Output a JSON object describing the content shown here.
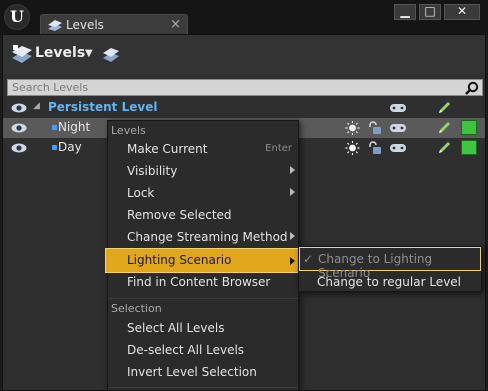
{
  "window": {
    "tab_title": "Levels",
    "tab_close": "×",
    "minimize": "▁",
    "maximize": "□",
    "close": "✕",
    "logo": "U"
  },
  "toolbar": {
    "title": "Levels",
    "caret": "▼"
  },
  "search": {
    "placeholder": "Search Levels"
  },
  "tree": {
    "persistent": "Persistent Level",
    "expand_glyph": "◢",
    "levels": [
      "Night",
      "Day"
    ],
    "swatch_color": "#3fc43f"
  },
  "context_menu": {
    "section_levels": "Levels",
    "make_current": "Make Current",
    "make_current_shortcut": "Enter",
    "visibility": "Visibility",
    "lock": "Lock",
    "remove_selected": "Remove Selected",
    "change_streaming_method": "Change Streaming Method",
    "lighting_scenario": "Lighting Scenario",
    "find_in_content_browser": "Find in Content Browser",
    "section_selection": "Selection",
    "select_all_levels": "Select All Levels",
    "deselect_all_levels": "De-select All Levels",
    "invert_level_selection": "Invert Level Selection"
  },
  "submenu": {
    "check": "✓",
    "change_to_lighting_scenario": "Change to Lighting Scenario",
    "change_to_regular_level": "Change to regular Level"
  },
  "colors": {
    "highlight": "#e0a71c",
    "persistent_text": "#5fb4f2",
    "level_dot": "#3ea0ff"
  }
}
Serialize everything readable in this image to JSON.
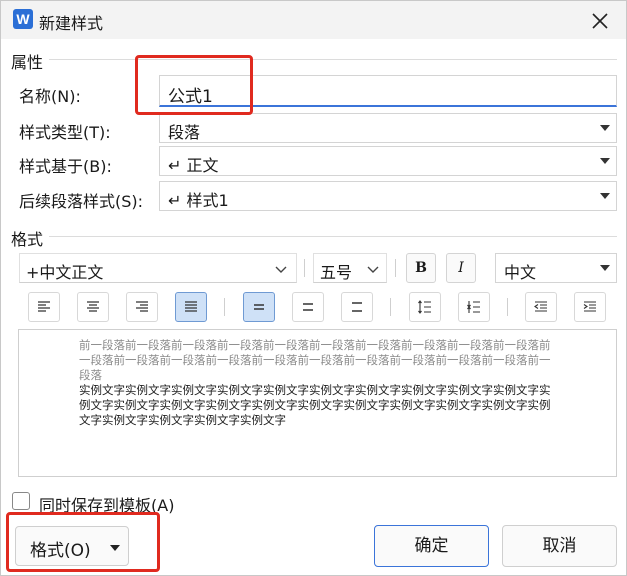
{
  "window": {
    "app_icon": "W",
    "title": "新建样式",
    "close_icon": "close-icon"
  },
  "properties": {
    "group_label": "属性",
    "name_label": "名称(N):",
    "name_value": "公式1",
    "type_label": "样式类型(T):",
    "type_value": "段落",
    "based_label": "样式基于(B):",
    "based_value": "↵ 正文",
    "next_label": "后续段落样式(S):",
    "next_value": "↵ 样式1"
  },
  "format": {
    "group_label": "格式",
    "font": "+中文正文",
    "size": "五号",
    "bold": "B",
    "italic": "I",
    "script": "中文",
    "paragraph_buttons": [
      "align-left-icon",
      "align-center-icon",
      "align-right-icon",
      "align-justify-icon",
      "line-spacing-single-icon",
      "line-spacing-1.5-icon",
      "line-spacing-double-icon",
      "spacing-increase-icon",
      "spacing-decrease-icon",
      "indent-decrease-icon",
      "indent-increase-icon"
    ],
    "active_alignment": "align-justify-icon"
  },
  "preview": {
    "previous_paragraph": "前一段落前一段落前一段落前一段落前一段落前一段落前一段落前一段落前一段落前一段落前一段落前一段落前一段落前一段落前一段落前一段落前一段落前一段落前一段落前一段落前一段落",
    "sample_text": "实例文字实例文字实例文字实例文字实例文字实例文字实例文字实例文字实例文字实例文字实例文字实例文字实例文字实例文字实例文字实例文字实例文字实例文字实例文字实例文字实例文字实例文字实例文字实例文字实例文字"
  },
  "options": {
    "save_to_template": "同时保存到模板(A)",
    "save_to_template_checked": false
  },
  "buttons": {
    "format": "格式(O)",
    "ok": "确定",
    "cancel": "取消"
  },
  "colors": {
    "accent": "#3b74d9",
    "highlight": "#e02a1f",
    "active_button": "#cfe1f7"
  }
}
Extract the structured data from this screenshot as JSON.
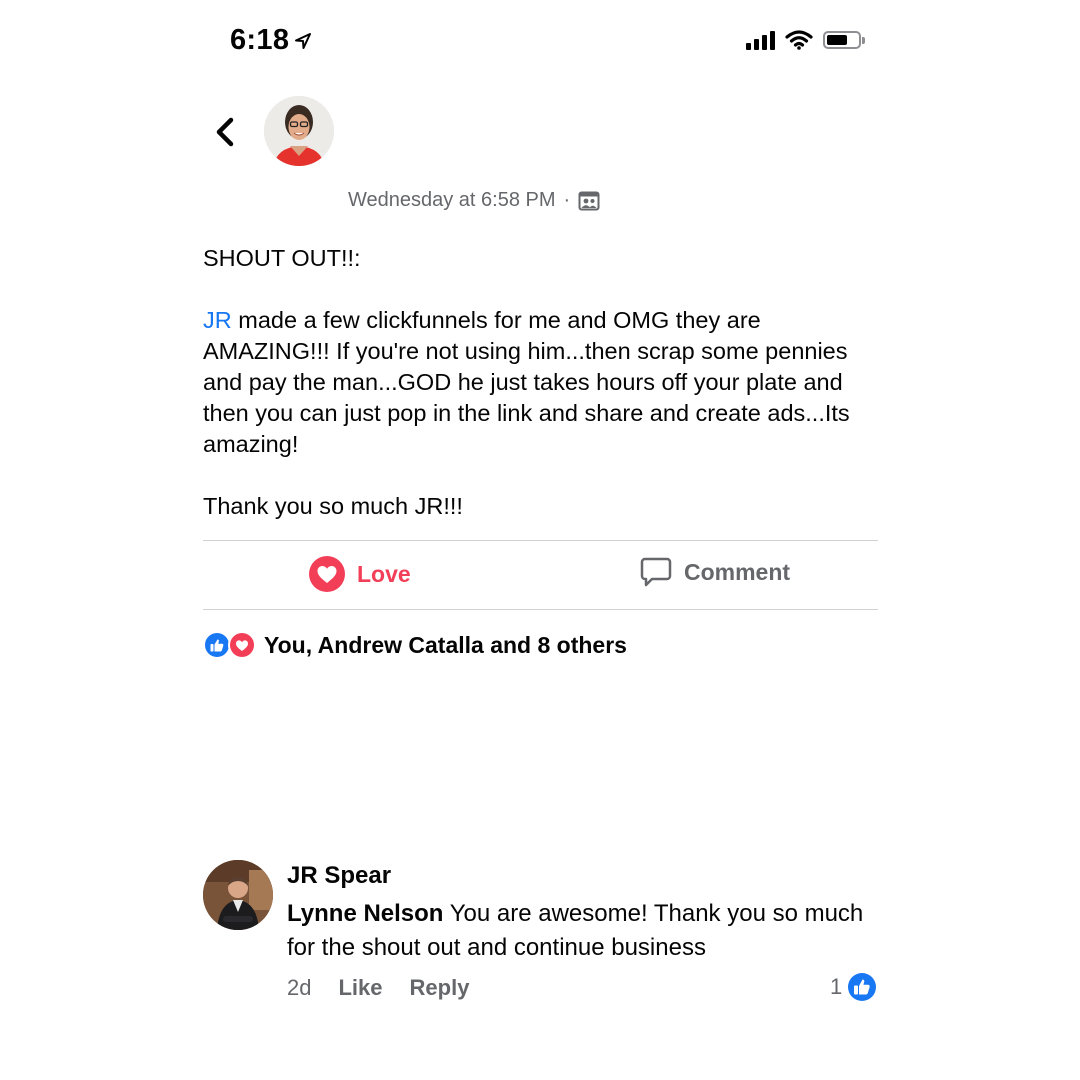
{
  "status_bar": {
    "time": "6:18"
  },
  "post": {
    "timestamp": "Wednesday at 6:58 PM",
    "separator": "·",
    "heading": "SHOUT OUT!!:",
    "mention": "JR",
    "body_rest": " made a few clickfunnels for me and OMG they are AMAZING!!! If you're not using him...then scrap some pennies and pay the man...GOD he just takes hours off your plate and then you can just pop in the link and share and create ads...Its amazing!",
    "closing": "Thank you so much JR!!!"
  },
  "actions": {
    "love_label": "Love",
    "comment_label": "Comment"
  },
  "reactions": {
    "summary": "You, Andrew Catalla and 8 others"
  },
  "comment": {
    "author": "JR Spear",
    "tagged": "Lynne Nelson",
    "text": " You are awesome! Thank you so much for the shout out and continue business",
    "age": "2d",
    "like_label": "Like",
    "reply_label": "Reply",
    "like_count": "1"
  },
  "colors": {
    "accent_blue": "#1877f2",
    "love_red": "#f33e58",
    "muted": "#65676b"
  },
  "icons": [
    "location-arrow-icon",
    "signal-icon",
    "wifi-icon",
    "battery-icon",
    "back-chevron-icon",
    "group-audience-icon",
    "love-heart-icon",
    "comment-bubble-icon",
    "like-thumb-icon"
  ]
}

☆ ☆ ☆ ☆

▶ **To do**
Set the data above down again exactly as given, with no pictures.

▶ **Written response**
Output a JSON object describing the content shown here.
{
  "window": {
    "tab_title": "Levels",
    "tab_close": "×",
    "minimize": "▁",
    "maximize": "□",
    "close": "✕",
    "logo": "U"
  },
  "toolbar": {
    "title": "Levels",
    "caret": "▼"
  },
  "search": {
    "placeholder": "Search Levels"
  },
  "tree": {
    "persistent": "Persistent Level",
    "expand_glyph": "◢",
    "levels": [
      "Night",
      "Day"
    ],
    "swatch_color": "#3fc43f"
  },
  "context_menu": {
    "section_levels": "Levels",
    "make_current": "Make Current",
    "make_current_shortcut": "Enter",
    "visibility": "Visibility",
    "lock": "Lock",
    "remove_selected": "Remove Selected",
    "change_streaming_method": "Change Streaming Method",
    "lighting_scenario": "Lighting Scenario",
    "find_in_content_browser": "Find in Content Browser",
    "section_selection": "Selection",
    "select_all_levels": "Select All Levels",
    "deselect_all_levels": "De-select All Levels",
    "invert_level_selection": "Invert Level Selection"
  },
  "submenu": {
    "check": "✓",
    "change_to_lighting_scenario": "Change to Lighting Scenario",
    "change_to_regular_level": "Change to regular Level"
  },
  "colors": {
    "highlight": "#e0a71c",
    "persistent_text": "#5fb4f2",
    "level_dot": "#3ea0ff"
  }
}
Serialize everything readable in this image to JSON.
{
  "window": {
    "app_icon": "W",
    "title": "新建样式",
    "close_icon": "close-icon"
  },
  "properties": {
    "group_label": "属性",
    "name_label": "名称(N):",
    "name_value": "公式1",
    "type_label": "样式类型(T):",
    "type_value": "段落",
    "based_label": "样式基于(B):",
    "based_value": "↵ 正文",
    "next_label": "后续段落样式(S):",
    "next_value": "↵ 样式1"
  },
  "format": {
    "group_label": "格式",
    "font": "+中文正文",
    "size": "五号",
    "bold": "B",
    "italic": "I",
    "script": "中文",
    "paragraph_buttons": [
      "align-left-icon",
      "align-center-icon",
      "align-right-icon",
      "align-justify-icon",
      "line-spacing-single-icon",
      "line-spacing-1.5-icon",
      "line-spacing-double-icon",
      "spacing-increase-icon",
      "spacing-decrease-icon",
      "indent-decrease-icon",
      "indent-increase-icon"
    ],
    "active_alignment": "align-justify-icon"
  },
  "preview": {
    "previous_paragraph": "前一段落前一段落前一段落前一段落前一段落前一段落前一段落前一段落前一段落前一段落前一段落前一段落前一段落前一段落前一段落前一段落前一段落前一段落前一段落前一段落前一段落",
    "sample_text": "实例文字实例文字实例文字实例文字实例文字实例文字实例文字实例文字实例文字实例文字实例文字实例文字实例文字实例文字实例文字实例文字实例文字实例文字实例文字实例文字实例文字实例文字实例文字实例文字实例文字"
  },
  "options": {
    "save_to_template": "同时保存到模板(A)",
    "save_to_template_checked": false
  },
  "buttons": {
    "format": "格式(O)",
    "ok": "确定",
    "cancel": "取消"
  },
  "colors": {
    "accent": "#3b74d9",
    "highlight": "#e02a1f",
    "active_button": "#cfe1f7"
  }
}
Extract the structured data from this screenshot as JSON.
{
  "status_bar": {
    "time": "6:18"
  },
  "post": {
    "timestamp": "Wednesday at 6:58 PM",
    "separator": "·",
    "heading": "SHOUT OUT!!:",
    "mention": "JR",
    "body_rest": " made a few clickfunnels for me and OMG they are AMAZING!!! If you're not using him...then scrap some pennies and pay the man...GOD he just takes hours off your plate and then you can just pop in the link and share and create ads...Its amazing!",
    "closing": "Thank you so much JR!!!"
  },
  "actions": {
    "love_label": "Love",
    "comment_label": "Comment"
  },
  "reactions": {
    "summary": "You, Andrew Catalla and 8 others"
  },
  "comment": {
    "author": "JR Spear",
    "tagged": "Lynne Nelson",
    "text": " You are awesome! Thank you so much for the shout out and continue business",
    "age": "2d",
    "like_label": "Like",
    "reply_label": "Reply",
    "like_count": "1"
  },
  "colors": {
    "accent_blue": "#1877f2",
    "love_red": "#f33e58",
    "muted": "#65676b"
  },
  "icons": [
    "location-arrow-icon",
    "signal-icon",
    "wifi-icon",
    "battery-icon",
    "back-chevron-icon",
    "group-audience-icon",
    "love-heart-icon",
    "comment-bubble-icon",
    "like-thumb-icon"
  ]
}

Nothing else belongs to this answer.